▶ Task statement
Search the data for "expression". Return each matching line.
BEGIN Extracted information
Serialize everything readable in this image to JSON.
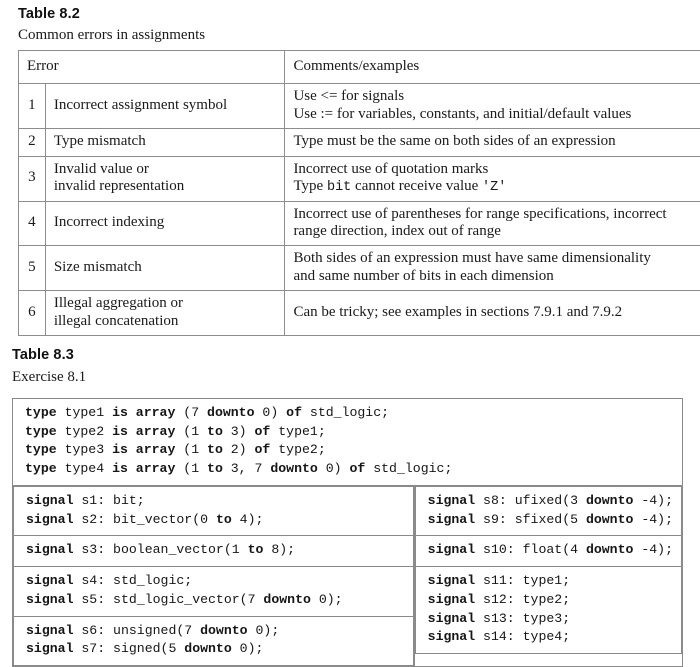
{
  "table_82": {
    "label": "Table 8.2",
    "caption": "Common errors in assignments",
    "headers": {
      "error": "Error",
      "comments": "Comments/examples"
    },
    "rows": [
      {
        "num": "1",
        "desc_lines": [
          "Incorrect assignment symbol"
        ],
        "comment_lines": [
          "Use <= for signals",
          "Use := for variables, constants, and initial/default values"
        ]
      },
      {
        "num": "2",
        "desc_lines": [
          "Type mismatch"
        ],
        "comment_lines": [
          "Type must be the same on both sides of an expression"
        ]
      },
      {
        "num": "3",
        "desc_lines": [
          "Invalid value or",
          "invalid representation"
        ],
        "comment_lines": [
          "Incorrect use of quotation marks",
          "Type bit cannot receive value 'Z'"
        ],
        "comment_mono": [
          "bit",
          "'Z'"
        ]
      },
      {
        "num": "4",
        "desc_lines": [
          "Incorrect indexing"
        ],
        "comment_lines": [
          "Incorrect use of parentheses for range specifications, incorrect",
          "range direction, index out of range"
        ]
      },
      {
        "num": "5",
        "desc_lines": [
          "Size mismatch"
        ],
        "comment_lines": [
          "Both sides of an expression must have same dimensionality",
          "and same number of bits in each dimension"
        ]
      },
      {
        "num": "6",
        "desc_lines": [
          "Illegal aggregation or",
          "illegal concatenation"
        ],
        "comment_lines": [
          "Can be tricky; see examples in sections 7.9.1 and 7.9.2"
        ]
      }
    ]
  },
  "table_83": {
    "label": "Table 8.3",
    "caption": "Exercise 8.1",
    "type_declarations": [
      "type type1 is array (7 downto 0) of std_logic;",
      "type type2 is array (1 to 3) of type1;",
      "type type3 is array (1 to 2) of type2;",
      "type type4 is array (1 to 3, 7 downto 0) of std_logic;"
    ],
    "signals_left": [
      [
        "signal s1: bit;",
        "signal s2: bit_vector(0 to 4);"
      ],
      [
        "signal s3: boolean_vector(1 to 8);"
      ],
      [
        "signal s4: std_logic;",
        "signal s5: std_logic_vector(7 downto 0);"
      ],
      [
        "signal s6: unsigned(7 downto 0);",
        "signal s7: signed(5 downto 0);"
      ]
    ],
    "signals_right": [
      [
        "signal s8: ufixed(3 downto -4);",
        "signal s9: sfixed(5 downto -4);"
      ],
      [
        "signal s10: float(4 downto -4);"
      ],
      [
        "signal s11: type1;",
        "signal s12: type2;",
        "signal s13: type3;",
        "signal s14: type4;"
      ]
    ],
    "keywords": [
      "type",
      "is",
      "array",
      "downto",
      "to",
      "of",
      "signal"
    ]
  },
  "colors": {
    "border": "#8a8a8a",
    "text": "#161616",
    "background": "#ffffff"
  }
}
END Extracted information
▶ Response area
          "Type must be the same on both sides of an expression"
          "Both sides of an expression must have same dimensionality",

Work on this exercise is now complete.